Labor's Hold on Dunkley: A Reflection of Australia's Political Landscape

Labor's Hold on Dunkley: A Reflection of Australia's Political Landscape

Advertisment

On a brisk evening in Melbourne's outer south-eastern suburbs, the Dunkley byelection unfolded not merely as a contest for a single parliamentary seat but as a barometer for the nation's political climate. Labor's victory, with Jodie Belyea at the helm, signifies more than just the retention of territory; it encapsulates the electorate's nuanced stance on cost-of-living pressures, the effectiveness of political leadership, and the evolving landscape of Australian party politics.

Advertisment

A Tight Contest with Broad Implications

Despite the Liberal Party's modest swing towards it, the result did not translate into a victory, leaving analysts and party strategists to ponder the implications. Labor's win, albeit with a slight swing against it, underlines a critical narrative: the public, at least in Dunkley, does not squarely blame the Albanese government for the prevailing economic pinch. This outcome, intertwined with voter concerns over the cost of living and the legacy of the late Peta Murphy, underscores the complex factors at play in the electorate's decision-making process.

On the flip side, the Liberals, led in this contest by Nathan Conroy, viewed the byelection as a litmus test for their appeal in outer suburban areas. Despite a spirited campaign, the anticipated discontent over economic issues did not propel them to victory. The absence of candidates from One Nation and the United Australia Party, speculated to bolster the Liberal's primary vote, materialized as a significant factor, yet insufficient to clinch the seat.

Advertisment

Strategic Reflections and Future Directions

The aftermath of Dunkley prompts a reflective pause among Australia's major political entities. For Labor, Deputy Prime Minister Richard Marles' acknowledgement of the result's significance hints at an inward look, possibly recalibrating policies around tax cuts and cost-of-living assistance. Labor's strategy, highlighted by Jodie Belyea's grassroots campaign of door-knocking and direct engagement, may set a template for future electoral battles.

The Liberal Party, in contrast, faces introspection on its strategic bearings. Critiques from former MPs Tim Wilson and Jason Falinski spotlight the need for a broader appeal, beyond the working-class outer suburbs to their traditional affluent bases.
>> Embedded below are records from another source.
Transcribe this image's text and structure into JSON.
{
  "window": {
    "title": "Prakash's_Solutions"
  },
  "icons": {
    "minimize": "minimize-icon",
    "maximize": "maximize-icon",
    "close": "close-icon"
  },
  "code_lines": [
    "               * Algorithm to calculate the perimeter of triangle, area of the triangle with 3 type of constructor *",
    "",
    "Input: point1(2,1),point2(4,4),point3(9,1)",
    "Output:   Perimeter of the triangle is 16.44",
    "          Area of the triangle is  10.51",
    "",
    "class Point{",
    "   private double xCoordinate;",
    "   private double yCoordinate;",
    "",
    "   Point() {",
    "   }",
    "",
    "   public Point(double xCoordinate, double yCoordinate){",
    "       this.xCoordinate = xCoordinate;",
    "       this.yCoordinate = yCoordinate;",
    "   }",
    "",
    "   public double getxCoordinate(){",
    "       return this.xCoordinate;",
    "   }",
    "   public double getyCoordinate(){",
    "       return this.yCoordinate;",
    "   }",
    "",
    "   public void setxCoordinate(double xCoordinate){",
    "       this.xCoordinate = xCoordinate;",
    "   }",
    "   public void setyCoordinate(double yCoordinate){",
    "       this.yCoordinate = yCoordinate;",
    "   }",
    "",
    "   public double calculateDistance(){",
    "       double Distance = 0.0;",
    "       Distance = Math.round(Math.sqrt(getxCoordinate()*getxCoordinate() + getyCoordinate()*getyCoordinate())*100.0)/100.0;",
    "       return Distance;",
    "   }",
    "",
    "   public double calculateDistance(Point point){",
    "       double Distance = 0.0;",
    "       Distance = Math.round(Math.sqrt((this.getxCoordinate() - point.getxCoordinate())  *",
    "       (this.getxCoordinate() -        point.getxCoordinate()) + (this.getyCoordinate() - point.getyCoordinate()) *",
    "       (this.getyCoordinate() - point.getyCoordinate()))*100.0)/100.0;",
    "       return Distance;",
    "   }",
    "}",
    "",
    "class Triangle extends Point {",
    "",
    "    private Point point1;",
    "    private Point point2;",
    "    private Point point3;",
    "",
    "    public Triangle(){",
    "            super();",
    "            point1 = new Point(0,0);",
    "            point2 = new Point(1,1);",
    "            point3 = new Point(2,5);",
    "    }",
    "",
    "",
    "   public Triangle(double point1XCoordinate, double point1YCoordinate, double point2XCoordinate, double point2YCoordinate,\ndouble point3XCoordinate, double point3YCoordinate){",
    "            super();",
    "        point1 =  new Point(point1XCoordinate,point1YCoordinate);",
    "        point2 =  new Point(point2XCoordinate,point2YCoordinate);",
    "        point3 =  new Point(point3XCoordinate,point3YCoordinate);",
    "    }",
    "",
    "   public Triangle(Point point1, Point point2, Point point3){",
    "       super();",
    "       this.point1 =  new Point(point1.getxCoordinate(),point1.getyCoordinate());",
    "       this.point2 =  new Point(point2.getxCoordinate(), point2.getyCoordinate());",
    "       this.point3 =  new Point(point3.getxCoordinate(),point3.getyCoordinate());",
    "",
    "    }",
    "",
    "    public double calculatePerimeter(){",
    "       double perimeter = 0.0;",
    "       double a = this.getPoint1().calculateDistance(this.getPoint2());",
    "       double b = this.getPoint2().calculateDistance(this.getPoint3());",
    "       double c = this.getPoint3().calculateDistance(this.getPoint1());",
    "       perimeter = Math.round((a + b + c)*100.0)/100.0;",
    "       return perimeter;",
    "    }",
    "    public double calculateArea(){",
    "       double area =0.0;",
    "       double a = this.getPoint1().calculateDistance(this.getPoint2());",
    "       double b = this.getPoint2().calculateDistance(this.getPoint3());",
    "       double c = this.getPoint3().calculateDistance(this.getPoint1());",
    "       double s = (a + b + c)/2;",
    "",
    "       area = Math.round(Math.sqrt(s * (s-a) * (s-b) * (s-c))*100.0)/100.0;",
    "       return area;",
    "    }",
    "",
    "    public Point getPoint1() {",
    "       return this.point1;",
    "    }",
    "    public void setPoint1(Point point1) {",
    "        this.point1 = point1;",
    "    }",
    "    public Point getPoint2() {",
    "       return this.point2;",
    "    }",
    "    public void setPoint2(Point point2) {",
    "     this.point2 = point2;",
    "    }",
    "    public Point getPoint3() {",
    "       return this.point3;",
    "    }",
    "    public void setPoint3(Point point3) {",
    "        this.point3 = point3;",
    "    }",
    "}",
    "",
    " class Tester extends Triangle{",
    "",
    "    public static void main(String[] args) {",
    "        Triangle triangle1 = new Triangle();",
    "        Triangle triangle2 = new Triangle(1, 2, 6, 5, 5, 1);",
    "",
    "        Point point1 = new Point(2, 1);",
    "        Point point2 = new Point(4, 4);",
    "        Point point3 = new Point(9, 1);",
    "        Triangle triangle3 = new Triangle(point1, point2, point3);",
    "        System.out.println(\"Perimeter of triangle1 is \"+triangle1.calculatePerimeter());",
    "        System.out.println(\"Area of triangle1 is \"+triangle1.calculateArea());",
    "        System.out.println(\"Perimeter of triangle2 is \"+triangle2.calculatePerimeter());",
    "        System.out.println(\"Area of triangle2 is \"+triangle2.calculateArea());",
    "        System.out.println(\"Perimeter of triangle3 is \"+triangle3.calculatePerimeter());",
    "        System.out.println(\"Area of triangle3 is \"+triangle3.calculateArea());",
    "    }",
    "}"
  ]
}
This byelection, though not an outright disaster, serves as a cautionary tale for Peter Dutton's leadership approach and the party's policy direction, especially around economic issues.

Advertisment

Reading Between the Swings

The Dunkley byelection's results and the observed swings offer a microcosm of the broader political sentiment and strategic challenges facing Australia's major parties. While Labor's win reaffirms its position, it also highlights the electorate's lingering concerns over economic management and cost of living. The Liberal's modest gains, meanwhile, suggest a potential competitive edge but underscore the necessity for a more convincing economic narrative.

The Greens' decline in Dunkley, though not alarming given the area's demographic, hints at the shifting sands of voter allegiance and the need for all parties to continuously engage with and understand their constituents.

In essence, Dunkley's story is not just about a single electoral contest but a reflection of the intricate dance of Australian politics, where economic anxieties, leadership perceptions, and strategic recalibrations converge to shape the future course. As the dust settles, the lessons from Dunkley will undoubtedly influence the political landscape, setting the stage for the next act in Australia's robust democratic tradition.

Advertisment
Chat with Dr. Medriva !